- Sagarika Ghatge starer, Milind Ukey’s directorial ‘Monsoon Football' announced
- WHEN OBAMA LOVED OSAMA teaser launched
- Working out is not about any particular exercise : Raj Dev Gour
- Subhash Ghai announced his first ever international film based on Osho in Cannes
- I feel lucky to share screen with veteran actors : Monalisa Bagal
World renowned Lakshminarayana Global Music Festival, after having travelled the lengths and breadths of the country, came to Mumbai. This festival which is conducted annually in the fond memory Dr L.Subramaniam’s father Professor V. Lakshminarayana, took place in a beautiful ambience of Jamshed Bhabha Theatre of Mumbai.

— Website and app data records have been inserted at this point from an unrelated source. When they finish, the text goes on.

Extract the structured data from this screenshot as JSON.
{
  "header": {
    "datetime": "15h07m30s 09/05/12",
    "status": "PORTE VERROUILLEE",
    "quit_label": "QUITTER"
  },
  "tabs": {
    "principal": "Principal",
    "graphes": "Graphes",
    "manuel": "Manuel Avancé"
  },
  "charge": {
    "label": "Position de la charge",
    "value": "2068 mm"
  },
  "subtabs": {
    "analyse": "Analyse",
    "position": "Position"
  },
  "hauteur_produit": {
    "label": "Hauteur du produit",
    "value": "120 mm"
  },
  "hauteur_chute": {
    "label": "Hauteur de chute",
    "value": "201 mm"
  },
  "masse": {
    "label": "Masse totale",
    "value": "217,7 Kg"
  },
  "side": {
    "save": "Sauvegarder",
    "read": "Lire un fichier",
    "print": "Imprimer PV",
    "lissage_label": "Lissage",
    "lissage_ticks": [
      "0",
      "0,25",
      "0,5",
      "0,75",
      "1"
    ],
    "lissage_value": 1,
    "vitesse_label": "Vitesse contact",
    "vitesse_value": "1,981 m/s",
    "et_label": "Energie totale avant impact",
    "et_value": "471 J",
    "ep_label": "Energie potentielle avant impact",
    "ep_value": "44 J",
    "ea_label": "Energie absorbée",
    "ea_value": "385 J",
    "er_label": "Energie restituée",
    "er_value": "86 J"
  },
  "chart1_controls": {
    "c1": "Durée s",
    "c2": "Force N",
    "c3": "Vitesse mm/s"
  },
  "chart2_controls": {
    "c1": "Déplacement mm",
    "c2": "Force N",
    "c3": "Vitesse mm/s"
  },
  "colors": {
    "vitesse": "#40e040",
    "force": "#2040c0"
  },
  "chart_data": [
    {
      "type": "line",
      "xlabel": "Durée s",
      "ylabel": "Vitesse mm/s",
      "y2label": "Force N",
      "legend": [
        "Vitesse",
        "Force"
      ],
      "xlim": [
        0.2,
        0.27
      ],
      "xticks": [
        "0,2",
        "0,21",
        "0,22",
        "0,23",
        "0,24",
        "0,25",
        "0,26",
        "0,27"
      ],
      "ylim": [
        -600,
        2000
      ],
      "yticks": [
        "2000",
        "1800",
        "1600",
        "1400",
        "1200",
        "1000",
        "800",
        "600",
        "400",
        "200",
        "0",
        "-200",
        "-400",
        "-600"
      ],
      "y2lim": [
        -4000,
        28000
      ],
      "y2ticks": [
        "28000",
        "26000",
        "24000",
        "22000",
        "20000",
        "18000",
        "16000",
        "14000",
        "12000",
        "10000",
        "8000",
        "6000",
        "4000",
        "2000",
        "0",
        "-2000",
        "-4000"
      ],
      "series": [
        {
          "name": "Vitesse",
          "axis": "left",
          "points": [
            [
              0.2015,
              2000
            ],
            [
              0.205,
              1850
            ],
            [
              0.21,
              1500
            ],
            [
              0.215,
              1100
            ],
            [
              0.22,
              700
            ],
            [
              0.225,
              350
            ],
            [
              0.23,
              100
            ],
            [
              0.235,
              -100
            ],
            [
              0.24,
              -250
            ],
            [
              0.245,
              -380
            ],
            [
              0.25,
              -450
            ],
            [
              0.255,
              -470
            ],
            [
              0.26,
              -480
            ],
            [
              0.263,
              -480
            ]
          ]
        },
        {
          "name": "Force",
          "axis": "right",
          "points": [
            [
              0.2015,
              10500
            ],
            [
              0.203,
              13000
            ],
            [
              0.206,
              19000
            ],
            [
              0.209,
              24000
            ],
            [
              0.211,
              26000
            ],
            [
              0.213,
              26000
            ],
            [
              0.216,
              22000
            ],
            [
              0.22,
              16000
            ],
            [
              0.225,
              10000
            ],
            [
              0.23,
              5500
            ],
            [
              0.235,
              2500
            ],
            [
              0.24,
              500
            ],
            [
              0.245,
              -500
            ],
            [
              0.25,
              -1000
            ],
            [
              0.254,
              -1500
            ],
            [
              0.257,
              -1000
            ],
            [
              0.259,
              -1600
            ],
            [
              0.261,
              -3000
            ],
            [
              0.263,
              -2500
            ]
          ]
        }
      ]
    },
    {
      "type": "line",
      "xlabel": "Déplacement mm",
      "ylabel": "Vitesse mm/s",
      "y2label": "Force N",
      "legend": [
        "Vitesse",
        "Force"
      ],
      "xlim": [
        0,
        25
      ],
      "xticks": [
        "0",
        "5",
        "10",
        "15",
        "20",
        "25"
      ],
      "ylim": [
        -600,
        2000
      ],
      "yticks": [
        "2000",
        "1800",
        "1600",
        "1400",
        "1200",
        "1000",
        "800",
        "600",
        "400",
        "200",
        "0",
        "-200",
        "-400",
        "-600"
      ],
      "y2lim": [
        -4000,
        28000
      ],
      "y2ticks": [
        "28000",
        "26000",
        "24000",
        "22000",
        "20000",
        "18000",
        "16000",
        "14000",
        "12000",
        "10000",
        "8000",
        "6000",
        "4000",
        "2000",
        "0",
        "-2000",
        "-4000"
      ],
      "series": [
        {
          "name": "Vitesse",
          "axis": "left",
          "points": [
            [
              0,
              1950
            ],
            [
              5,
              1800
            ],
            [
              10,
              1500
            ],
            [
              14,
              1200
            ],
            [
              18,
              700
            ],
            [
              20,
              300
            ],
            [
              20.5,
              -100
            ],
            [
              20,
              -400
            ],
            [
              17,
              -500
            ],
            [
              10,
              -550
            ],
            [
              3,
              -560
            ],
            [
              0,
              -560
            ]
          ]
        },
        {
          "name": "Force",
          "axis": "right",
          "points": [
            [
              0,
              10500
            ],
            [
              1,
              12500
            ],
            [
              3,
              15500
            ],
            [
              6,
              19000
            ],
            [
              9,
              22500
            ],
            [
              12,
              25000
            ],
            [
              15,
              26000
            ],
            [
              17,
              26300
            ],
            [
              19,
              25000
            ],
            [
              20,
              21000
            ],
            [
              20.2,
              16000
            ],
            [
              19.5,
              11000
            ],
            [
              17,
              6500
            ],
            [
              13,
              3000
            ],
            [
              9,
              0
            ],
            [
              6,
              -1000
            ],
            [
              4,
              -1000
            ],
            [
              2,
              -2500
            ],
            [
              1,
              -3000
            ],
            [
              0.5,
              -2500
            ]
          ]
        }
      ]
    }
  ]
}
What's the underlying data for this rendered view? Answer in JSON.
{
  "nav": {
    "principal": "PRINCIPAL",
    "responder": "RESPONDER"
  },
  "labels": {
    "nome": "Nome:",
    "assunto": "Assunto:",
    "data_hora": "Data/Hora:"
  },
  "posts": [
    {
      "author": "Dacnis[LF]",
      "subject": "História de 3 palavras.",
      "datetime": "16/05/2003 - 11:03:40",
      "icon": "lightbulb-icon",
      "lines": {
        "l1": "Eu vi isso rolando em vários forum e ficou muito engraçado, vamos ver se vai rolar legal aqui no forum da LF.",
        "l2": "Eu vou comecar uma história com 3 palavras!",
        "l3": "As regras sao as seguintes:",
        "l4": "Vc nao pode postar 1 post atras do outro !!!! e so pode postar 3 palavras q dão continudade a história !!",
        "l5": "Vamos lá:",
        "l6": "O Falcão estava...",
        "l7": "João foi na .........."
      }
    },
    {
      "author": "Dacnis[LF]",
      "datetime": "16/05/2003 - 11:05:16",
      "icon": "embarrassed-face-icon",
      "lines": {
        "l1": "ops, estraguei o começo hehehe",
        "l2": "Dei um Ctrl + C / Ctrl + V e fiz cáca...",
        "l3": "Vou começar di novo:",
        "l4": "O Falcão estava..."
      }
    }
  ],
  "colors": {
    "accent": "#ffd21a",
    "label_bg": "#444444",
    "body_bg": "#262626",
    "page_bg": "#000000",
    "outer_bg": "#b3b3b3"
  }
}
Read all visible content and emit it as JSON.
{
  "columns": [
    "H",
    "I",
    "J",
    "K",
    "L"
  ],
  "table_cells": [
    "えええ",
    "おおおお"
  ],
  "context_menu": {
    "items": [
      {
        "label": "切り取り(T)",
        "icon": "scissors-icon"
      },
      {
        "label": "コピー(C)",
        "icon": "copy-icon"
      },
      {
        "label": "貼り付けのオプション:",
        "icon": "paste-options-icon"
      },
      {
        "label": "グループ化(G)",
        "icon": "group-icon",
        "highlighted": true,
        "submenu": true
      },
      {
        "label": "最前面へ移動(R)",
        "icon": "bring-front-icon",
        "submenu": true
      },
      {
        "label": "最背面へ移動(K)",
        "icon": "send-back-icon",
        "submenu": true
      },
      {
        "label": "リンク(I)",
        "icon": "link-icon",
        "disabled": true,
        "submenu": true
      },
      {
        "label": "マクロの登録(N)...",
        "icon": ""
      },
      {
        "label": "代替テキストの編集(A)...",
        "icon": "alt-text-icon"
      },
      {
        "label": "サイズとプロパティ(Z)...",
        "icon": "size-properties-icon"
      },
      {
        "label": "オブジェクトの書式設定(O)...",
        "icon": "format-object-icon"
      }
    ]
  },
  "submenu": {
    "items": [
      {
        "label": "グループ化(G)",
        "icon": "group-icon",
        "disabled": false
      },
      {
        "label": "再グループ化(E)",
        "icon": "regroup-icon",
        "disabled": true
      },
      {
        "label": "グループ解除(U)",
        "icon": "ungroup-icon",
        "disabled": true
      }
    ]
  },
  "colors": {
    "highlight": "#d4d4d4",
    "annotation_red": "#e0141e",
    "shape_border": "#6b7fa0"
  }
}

The event was in its 20th year presented International talents like Solo Cissokho and Miya Masaoka which gave the event a global taste. The audience was introduced to foreign traditional instruments like Kora and Koto played by Solo and Miya respectively. Apart from the international artists the show also presented great many Indian talents like Preetam Koilpillai who played Keyboard, Alwyn Fernandes who played Guitar, Rudy David who played bass guitar, Raviraj who played keyboard, V.V. Raman Murthy who played mridangam, Ravi Kulkarni who played percussion and G. Satya Sai who played moorsing.
The show that began with a Japanese melody called “Sakuna Utah” or the Song of the moon played by Miya, slowly moved into a grace to spellbind its audience with African melodies played by Solo. Solo dressed in the attire of an Indian prince won the hearts of the Mumbaikars as he sang and danced along even while his hands gracefully pulled at the strings of Kora to produce a zealous musical piece which gave out the message of world peace. Following Solo was a performance put up by Indian Keyboard player Preetam Koilpillai, which was then followed by a Malhar raga based song called “Badal Baras” sung by Singer Kavita Krishnamurthy Subramaniam.
While talking about her choice of song Kavita said, “Through music I have been able to go through the dark forests of Africa and beautiful gardens of Japan which is why I chose a song that will beautify the nature.” And so this humbly dressed lady in dazzling sea green sari dedicated her mellow song to the appealing rainy season of the city.
The next performance was a much awaited performance of Dr L. Subramaniam. The piece that was called “In Pursuit” was amongst the most appreciated pieces of the festival. A soulful music created by Dr Subramaniam by just fiddling with the strings touched the cords of every audience present in the theatre. The solo performance took a swirl as the violinist son of Dr Subramaniam, Ambi Subramaniam also joined his father in the piece. Slowly the piece got the other instruments in tune and gave the audience a feel of being Alive. The sound of Mridangam and Moorsing added a thrill to this piece. This musical piece had beautiful pauses which took the audience on a joyous musical ride.
This fabulous masterpiece was followed by yet another masterpiece called “Journey” which was a dedication to a great Violinist and father of Dr L. Subramaniam, Professor V. Lakshminarayana. This piece was then followed by a light hearted Ballad like musical piece called the “Wavering Mind” followed by a song sung by Bindu Subramaniam from her album “Surrender”.
The audience was brought back to the musical paradise by Dr L .Subramaniam and his composition from Salaam Bombay. This piece presented a beautiful jugalbandi of Mridangam & Moorsing. This was followed by a final piece where every artist presented a musical piece in sync with every other instrument. Along with an astounding jugalbandi of voilin, percussion, mridangam and moorsing which was much appreciated by the audience, the final piece also had a song “Daras dikhao more sham” sung by singer Kavita Krishnamuthy Subramaniam.
The USP of the event was the enriching and divine music created out of western as well as traditional instruments. Over all the festival created magic out of few musical instruments which totally captivated the audience.